## Material for the task:
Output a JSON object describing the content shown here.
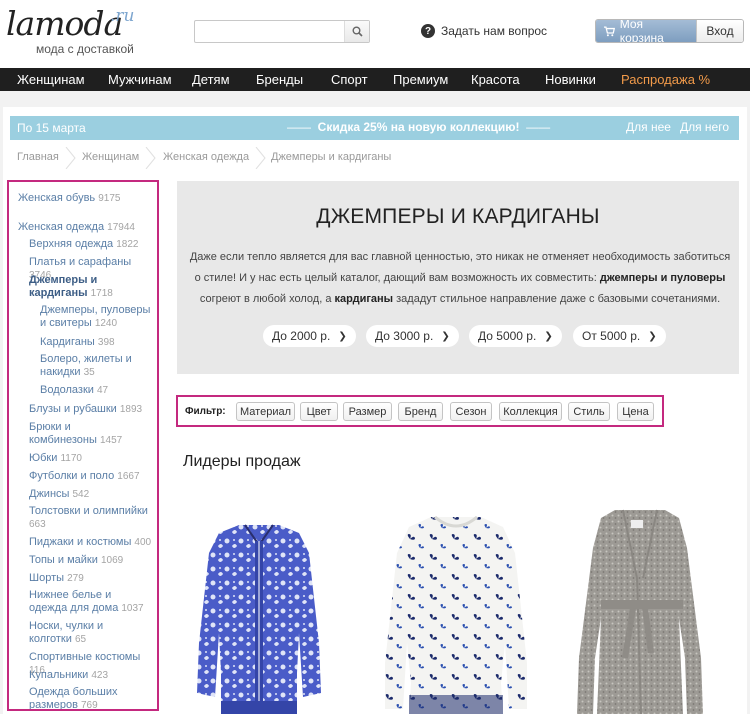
{
  "header": {
    "logo_text": "lamoda",
    "logo_suffix": ".ru",
    "tagline": "мода с доставкой",
    "search_placeholder": "",
    "ask_label": "Задать нам вопрос",
    "cart_label": "Моя корзина",
    "login_label": "Вход"
  },
  "nav": {
    "items": [
      {
        "label": "Женщинам"
      },
      {
        "label": "Мужчинам"
      },
      {
        "label": "Детям"
      },
      {
        "label": "Бренды"
      },
      {
        "label": "Спорт"
      },
      {
        "label": "Премиум"
      },
      {
        "label": "Красота"
      },
      {
        "label": "Новинки"
      },
      {
        "label": "Распродажа %",
        "color": "#f19a4a"
      }
    ]
  },
  "promo": {
    "left": "По 15 марта",
    "center": "Скидка 25% на новую коллекцию!",
    "right_women": "Для нее",
    "right_men": "Для него"
  },
  "breadcrumb": [
    "Главная",
    "Женщинам",
    "Женская одежда",
    "Джемперы и кардиганы"
  ],
  "sidebar": {
    "items": [
      {
        "label": "Женская обувь",
        "count": "9175"
      },
      {
        "label": "Женская одежда",
        "count": "17944"
      },
      {
        "label": "Верхняя одежда",
        "count": "1822"
      },
      {
        "label": "Платья и сарафаны",
        "count": "3746"
      },
      {
        "label": "Джемперы и кардиганы",
        "count": "1718"
      },
      {
        "label": "Джемперы, пуловеры и свитеры",
        "count": "1240"
      },
      {
        "label": "Кардиганы",
        "count": "398"
      },
      {
        "label": "Болеро, жилеты и накидки",
        "count": "35"
      },
      {
        "label": "Водолазки",
        "count": "47"
      },
      {
        "label": "Блузы и рубашки",
        "count": "1893"
      },
      {
        "label": "Брюки и комбинезоны",
        "count": "1457"
      },
      {
        "label": "Юбки",
        "count": "1170"
      },
      {
        "label": "Футболки и поло",
        "count": "1667"
      },
      {
        "label": "Джинсы",
        "count": "542"
      },
      {
        "label": "Толстовки и олимпийки",
        "count": "663"
      },
      {
        "label": "Пиджаки и костюмы",
        "count": "400"
      },
      {
        "label": "Топы и майки",
        "count": "1069"
      },
      {
        "label": "Шорты",
        "count": "279"
      },
      {
        "label": "Нижнее белье и одежда для дома",
        "count": "1037"
      },
      {
        "label": "Носки, чулки и колготки",
        "count": "65"
      },
      {
        "label": "Спортивные костюмы",
        "count": "116"
      },
      {
        "label": "Купальники",
        "count": "423"
      },
      {
        "label": "Одежда больших размеров",
        "count": "769"
      }
    ]
  },
  "hero": {
    "title": "ДЖЕМПЕРЫ И КАРДИГАНЫ",
    "desc_1": "Даже если тепло является для вас главной ценностью, это никак не отменяет необходимость заботиться о стиле! И у нас есть целый каталог, дающий вам возможность их совместить: ",
    "desc_b1": "джемперы и пуловеры",
    "desc_2": " согреют в любой холод, а ",
    "desc_b2": "кардиганы",
    "desc_3": " зададут стильное направление даже с базовыми сочетаниями.",
    "price_buttons": [
      "До 2000 р.",
      "До 3000 р.",
      "До 5000 р.",
      "От 5000 р."
    ]
  },
  "filter": {
    "label": "Фильтр:",
    "buttons": [
      "Материал",
      "Цвет",
      "Размер",
      "Бренд",
      "Сезон",
      "Коллекция",
      "Стиль",
      "Цена"
    ]
  },
  "bestsellers": {
    "title": "Лидеры продаж"
  },
  "colors": {
    "accent_magenta": "#c4297f",
    "promo_blue": "#9bcfe0",
    "nav_bg": "#1f1f1f",
    "sale_orange": "#f19a4a",
    "link_blue": "#5a7ea6"
  }
}
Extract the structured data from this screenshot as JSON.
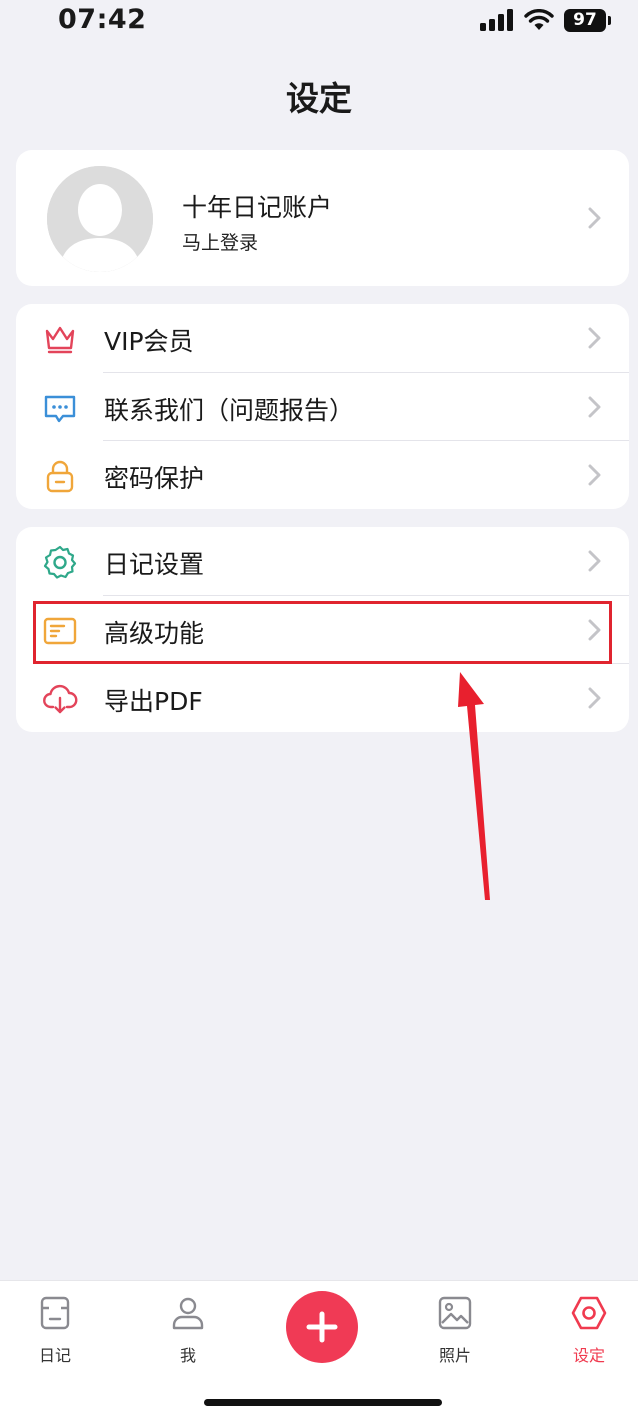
{
  "status": {
    "time": "07:42",
    "battery": "97"
  },
  "header": {
    "title": "设定"
  },
  "profile": {
    "name": "十年日记账户",
    "subtitle": "马上登录"
  },
  "group1": {
    "items": [
      {
        "label": "VIP会员",
        "icon": "crown-icon"
      },
      {
        "label": "联系我们（问题报告）",
        "icon": "message-icon"
      },
      {
        "label": "密码保护",
        "icon": "lock-icon"
      }
    ]
  },
  "group2": {
    "items": [
      {
        "label": "日记设置",
        "icon": "gear-icon"
      },
      {
        "label": "高级功能",
        "icon": "card-icon"
      },
      {
        "label": "导出PDF",
        "icon": "cloud-download-icon"
      }
    ]
  },
  "tabbar": {
    "items": [
      {
        "label": "日记",
        "icon": "diary-icon"
      },
      {
        "label": "我",
        "icon": "person-icon"
      },
      {
        "label": "照片",
        "icon": "photo-icon"
      },
      {
        "label": "设定",
        "icon": "settings-hex-icon",
        "active": true
      }
    ]
  },
  "colors": {
    "accent": "#f03a55",
    "highlight_box": "#e0242f",
    "background": "#f1f1f6"
  }
}
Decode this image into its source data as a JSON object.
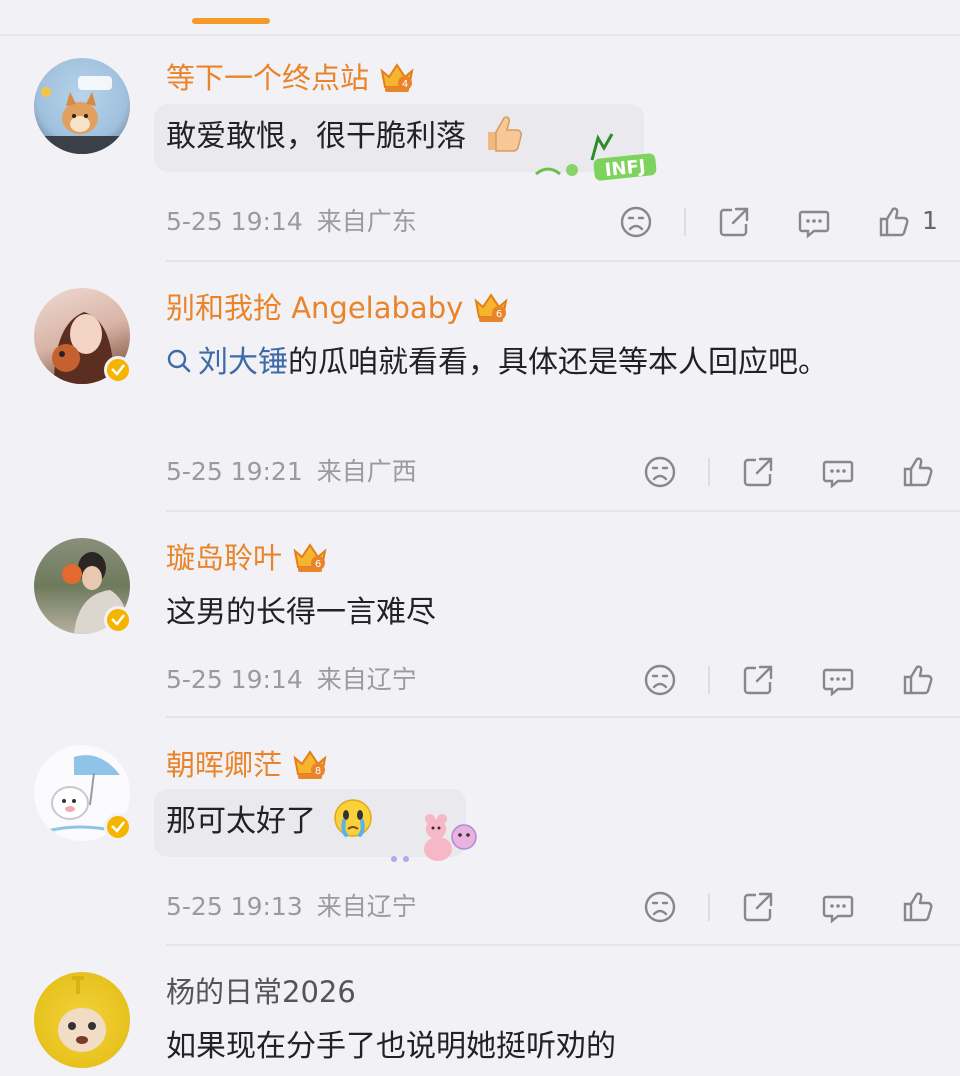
{
  "comments": [
    {
      "username": "等下一个终点站",
      "username_style": "vip",
      "crown_level": "4",
      "text": "敢爱敢恨，很干脆利落",
      "inline_emoji": "thumbs-up",
      "sticker_text": "INFJ",
      "time": "5-25 19:14",
      "location": "来自广东",
      "like_count": "1"
    },
    {
      "username": "别和我抢 Angelababy",
      "username_style": "vip",
      "crown_level": "6",
      "search_term": "刘大锤",
      "text": "的瓜咱就看看，具体还是等本人回应吧。",
      "time": "5-25 19:21",
      "location": "来自广西",
      "like_count": ""
    },
    {
      "username": "璇岛聆叶",
      "username_style": "vip",
      "crown_level": "6",
      "text": "这男的长得一言难尽",
      "time": "5-25 19:14",
      "location": "来自辽宁",
      "like_count": ""
    },
    {
      "username": "朝晖卿茫",
      "username_style": "vip",
      "crown_level": "8",
      "text": "那可太好了",
      "inline_emoji": "crying-face",
      "time": "5-25 19:13",
      "location": "来自辽宁",
      "like_count": ""
    },
    {
      "username": "杨的日常2026",
      "username_style": "plain",
      "text": "如果现在分手了也说明她挺听劝的"
    }
  ],
  "colors": {
    "background": "#f2f1f5",
    "vip_name": "#e9842a",
    "tab_indicator": "#f39a2b",
    "link": "#3f6aa8",
    "meta": "#9a9a9f",
    "verified": "#f5b400"
  },
  "icons": {
    "dislike": "sad-face-icon",
    "share": "share-icon",
    "comment": "comment-icon",
    "like": "thumbs-up-icon",
    "verified": "verified-badge-icon",
    "crown": "vip-crown-icon",
    "search": "search-icon"
  }
}
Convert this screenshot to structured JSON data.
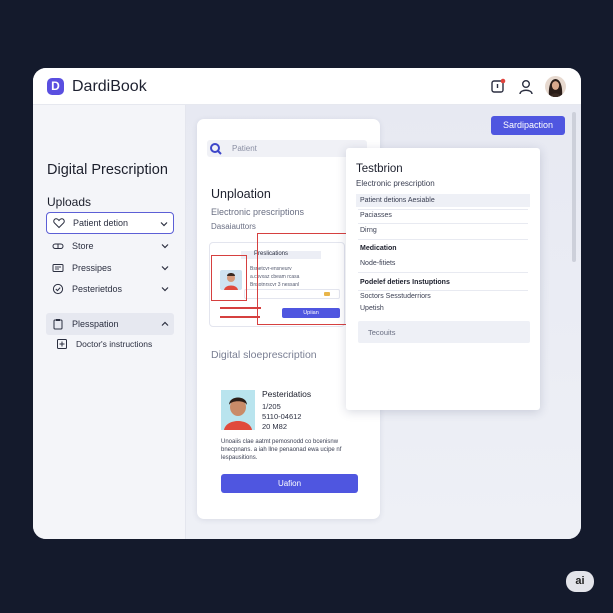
{
  "app": {
    "logo_letter": "D",
    "title": "DardiBook"
  },
  "header": {
    "icons": [
      "notification-icon",
      "user-icon",
      "avatar"
    ],
    "notification_color": "#e0443e"
  },
  "sidebar": {
    "page_title": "Digital Prescription",
    "section_title": "Uploads",
    "items": [
      {
        "label": "Patient detion",
        "icon": "heart-icon",
        "state": "active"
      },
      {
        "label": "Store",
        "icon": "pill-icon"
      },
      {
        "label": "Pressipes",
        "icon": "card-icon"
      },
      {
        "label": "Pesterietdos",
        "icon": "check-circle-icon"
      },
      {
        "label": "Plesspation",
        "icon": "clipboard-icon",
        "state": "expanded"
      },
      {
        "label": "Doctor's instructions",
        "icon": "plus-square-icon"
      }
    ]
  },
  "toolbar": {
    "primary_button": "Sardipaction"
  },
  "card_left": {
    "search_placeholder": "Patient",
    "title": "Unploation",
    "subtitle": "Electronic prescriptions",
    "subtitle2": "Dasaiauttors",
    "preview": {
      "title": "Preslications",
      "lines": [
        "Bsnetcvr-ensneurv",
        "a.csvxaz cbeam rcasa",
        "Bnsotnrscvr 3 nessanl"
      ],
      "button": "Upiian"
    },
    "section_label": "Digital sloeprescription",
    "patient": {
      "name": "Pesteridatios",
      "meta": [
        "1/205",
        "5110-04612",
        "20 M82"
      ],
      "description": "Unoaiis clae aatmt pemosnodd co bcenisnw bnecpnans. a iah llne penaonad ewa ucipe nf lespausitions.",
      "button": "Uafion"
    }
  },
  "card_right": {
    "title": "Testbrion",
    "subtitle": "Electronic prescription",
    "rows": [
      {
        "label": "Patient detions Aesiable",
        "bold": false
      },
      {
        "label": "Paciasses",
        "bold": false
      },
      {
        "label": "Dirng",
        "bold": false
      },
      {
        "label": "Medication",
        "bold": true
      },
      {
        "label": "Node-fitiets",
        "bold": false
      },
      {
        "label": "Podelef detiers Instuptions",
        "bold": true
      },
      {
        "label": "Soctors Sesstuderriors",
        "bold": false
      },
      {
        "label": "Upetish",
        "bold": false
      }
    ],
    "input_placeholder": "Tecouits"
  },
  "badge": "ai",
  "colors": {
    "accent": "#4f56e0",
    "highlight": "#d6403f",
    "background": "#141a2c"
  }
}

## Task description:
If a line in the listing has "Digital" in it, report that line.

## Task output:
    "page_title": "Digital Prescription",
    "section_label": "Digital sloeprescription",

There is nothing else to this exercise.